James Ensor

Meet James Ensor
Belgium’s famous painter
Dig him up and shake his hand
Appreciate the man

Before there were junk stores
Before there was junk
He lived with his mother and the torments of Christ

  • They Might Be Giants, 1994

In the song “Meet James Ensor”, the band They Might Be Giants (1994) discuss one aspect of the late 19th Century that we see in Barkin’s essay “The Crisis of Modernity”. Until this time of industrialization, purchased belongings were precious. Textiles and materials were purchased, fabricated into something, and disassembled then re-used when their usefulness was finished…there was no junk. This move towards the inevitable “junk stores” is an excellent framework for some of the themes present in the essay that go beyond a nostalgia for the past: industrialization, urbanization, and the affect on humans.

As we read in Barkin (1996), Germany was particularly dragging its feet into modernity. The concept of banking, shopping, and urban living took a strong turn towards anti-Semitic hyperbole instead of the realization of a changing world. The focus on specialization in industry was an affront to the multi-skilled artisans of the time. A classically trained  carpenter working within a guild could do many tasks that required skill while a factory worker might be able to make one wooden table leg over and over again. The work that I think most makes a statement about industrialization is Matisse’s Red Room. With the flat presentation, akin to how multiple layers of a printing press might look, Matisse is telling a story that completely contradicts the work process of his previous country-mates. Instead of hyper-realistic images and ornate scenes, he paints for us a scene that contains a collection of products that could be made both by hand or by factory, in a style that could be mechanized, and we would never know.

When I was growing up in suburban Philadelphia, I desperately wanted to live in a city. The excitement of streets and people and the proximity of living near stores was enchanting. I can understand how rural Europe took to the excitement and promise of urbanization. As a multi-decade resident of a city, I can also see the issues that Munch exemplifies in Evening on Karl Johan Street, Anxiety, and The Scream – the sense of being alone yet together, a fear of crime unlike anything experienced in a small village, and the complete overwhelming feelings of this busy world. All of these paintings feel like the works of someone who might have been out of their own time and was trying to convey those emotions as a forewarning. Today, a suburban upbringing is not too different from living in the city due to the distribution of technology and mass communications, however, in some ways, there was a bit of time travel happening as the difference between those modern cities and the villages was so stark at the dawn of the 20th Century. The invention of electricity, the changing moral codes, and the lack of reliance on religion as a guidepost certainly differentiated the city from the villages.

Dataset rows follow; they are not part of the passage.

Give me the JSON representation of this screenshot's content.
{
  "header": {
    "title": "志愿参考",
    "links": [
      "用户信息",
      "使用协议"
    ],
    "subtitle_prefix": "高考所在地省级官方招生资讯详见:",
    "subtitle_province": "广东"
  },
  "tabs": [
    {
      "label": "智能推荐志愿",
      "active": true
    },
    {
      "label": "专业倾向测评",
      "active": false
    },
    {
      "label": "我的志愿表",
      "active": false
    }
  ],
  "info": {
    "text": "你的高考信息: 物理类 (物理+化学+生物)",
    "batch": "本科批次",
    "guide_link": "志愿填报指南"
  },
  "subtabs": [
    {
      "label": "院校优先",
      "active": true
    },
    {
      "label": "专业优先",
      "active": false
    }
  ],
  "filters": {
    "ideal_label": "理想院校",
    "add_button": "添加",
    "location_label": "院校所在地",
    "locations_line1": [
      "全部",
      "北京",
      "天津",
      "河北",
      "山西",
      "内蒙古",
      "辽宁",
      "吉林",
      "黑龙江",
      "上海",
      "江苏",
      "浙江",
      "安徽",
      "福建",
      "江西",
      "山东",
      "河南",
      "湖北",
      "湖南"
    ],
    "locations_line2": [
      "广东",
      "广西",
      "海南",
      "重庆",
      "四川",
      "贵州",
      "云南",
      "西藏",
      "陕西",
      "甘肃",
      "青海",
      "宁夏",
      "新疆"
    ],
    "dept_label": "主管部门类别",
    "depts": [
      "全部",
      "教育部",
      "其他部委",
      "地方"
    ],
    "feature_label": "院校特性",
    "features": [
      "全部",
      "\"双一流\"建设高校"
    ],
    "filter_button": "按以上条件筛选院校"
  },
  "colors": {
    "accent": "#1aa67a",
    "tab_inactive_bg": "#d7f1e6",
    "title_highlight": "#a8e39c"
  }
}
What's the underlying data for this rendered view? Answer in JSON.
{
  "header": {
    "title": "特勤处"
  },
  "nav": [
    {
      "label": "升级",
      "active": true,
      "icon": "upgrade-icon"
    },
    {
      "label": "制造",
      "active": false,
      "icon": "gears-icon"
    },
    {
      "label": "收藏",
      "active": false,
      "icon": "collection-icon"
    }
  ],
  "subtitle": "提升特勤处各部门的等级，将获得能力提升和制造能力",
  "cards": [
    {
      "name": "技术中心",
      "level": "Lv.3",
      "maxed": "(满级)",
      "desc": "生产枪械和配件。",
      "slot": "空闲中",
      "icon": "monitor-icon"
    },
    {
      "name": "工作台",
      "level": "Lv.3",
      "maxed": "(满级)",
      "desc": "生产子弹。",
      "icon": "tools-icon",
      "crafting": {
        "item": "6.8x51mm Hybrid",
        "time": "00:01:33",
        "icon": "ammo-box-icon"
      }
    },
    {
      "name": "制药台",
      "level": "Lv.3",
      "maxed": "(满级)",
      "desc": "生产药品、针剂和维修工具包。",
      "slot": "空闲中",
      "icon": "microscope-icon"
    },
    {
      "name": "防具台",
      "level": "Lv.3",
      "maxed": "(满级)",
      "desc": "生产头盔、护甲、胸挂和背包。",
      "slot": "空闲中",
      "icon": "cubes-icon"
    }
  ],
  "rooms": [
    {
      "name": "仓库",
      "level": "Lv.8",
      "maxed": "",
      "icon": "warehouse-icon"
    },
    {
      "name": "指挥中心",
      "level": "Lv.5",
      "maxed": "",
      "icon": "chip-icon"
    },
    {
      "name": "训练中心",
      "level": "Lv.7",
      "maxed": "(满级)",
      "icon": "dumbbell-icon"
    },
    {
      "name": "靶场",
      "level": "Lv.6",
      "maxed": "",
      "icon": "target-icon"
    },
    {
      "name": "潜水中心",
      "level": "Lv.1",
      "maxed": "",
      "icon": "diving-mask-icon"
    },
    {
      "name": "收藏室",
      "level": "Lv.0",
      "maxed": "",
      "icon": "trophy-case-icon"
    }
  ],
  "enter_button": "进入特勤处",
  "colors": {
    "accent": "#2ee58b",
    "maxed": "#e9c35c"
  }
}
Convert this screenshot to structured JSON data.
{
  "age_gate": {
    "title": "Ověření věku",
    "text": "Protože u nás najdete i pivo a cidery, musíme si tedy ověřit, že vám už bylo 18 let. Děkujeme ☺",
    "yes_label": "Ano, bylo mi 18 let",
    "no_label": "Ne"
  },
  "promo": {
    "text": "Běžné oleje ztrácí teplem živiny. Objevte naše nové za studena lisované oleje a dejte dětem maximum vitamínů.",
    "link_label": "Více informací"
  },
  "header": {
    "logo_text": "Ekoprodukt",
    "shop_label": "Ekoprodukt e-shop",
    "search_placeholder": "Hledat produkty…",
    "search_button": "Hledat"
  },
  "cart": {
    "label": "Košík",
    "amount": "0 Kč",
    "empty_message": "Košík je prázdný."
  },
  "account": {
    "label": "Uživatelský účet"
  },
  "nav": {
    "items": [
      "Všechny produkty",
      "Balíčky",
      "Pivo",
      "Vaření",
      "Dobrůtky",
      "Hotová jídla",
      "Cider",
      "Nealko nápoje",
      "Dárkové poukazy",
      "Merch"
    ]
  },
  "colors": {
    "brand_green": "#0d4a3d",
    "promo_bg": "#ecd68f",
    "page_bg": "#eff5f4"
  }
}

The rise of wealth came about from industrialization and urbanization and this had a profound impact on the human condition. As Barkin relates in the essay, city life and factory specialization “form terrible soil for the development of human beings”. My interpretation of this time is the development of existential emptiness that continues to be present today. This is best exemplified by Ensor’s work Skeletons Warming Themselves. Ensor sees people as inverted shells of they’re former selves. Instead of living fulfilling lives, he posits that we are merely walking dead. Like Munch’s Evening, Ensor’s skeleton paintings portray city life as soul sucking. In a similar way, our possessions become meaningless as there are replacement versions being built in factories at this moment. Everything can become junk.   

I’m reminded by this period that the Crisis of Modernity is not over. Technology continues it’s march forward, as the Calvinists believed God wants, and yet it is neither evenly distributed or it is rejected outright. Developing countries, rich with natural resources, are the targets of post-colonial colonialism through technology adoption and metered distribution. More analogous to this time are the modern anti-vaccine advocates who reject the modernity of medicine. Looking forward, I think this Crisis will continue to play itself out in creative works as we see society continue to struggle with modernity and how much each of us is willing to sacrifice to it.  


They Might Be Giants. John Henry. Elektra, 1994.

This was a response to my UMD ARTH201 Class taught by Dr. Abigail Upshaw from Summer 2021.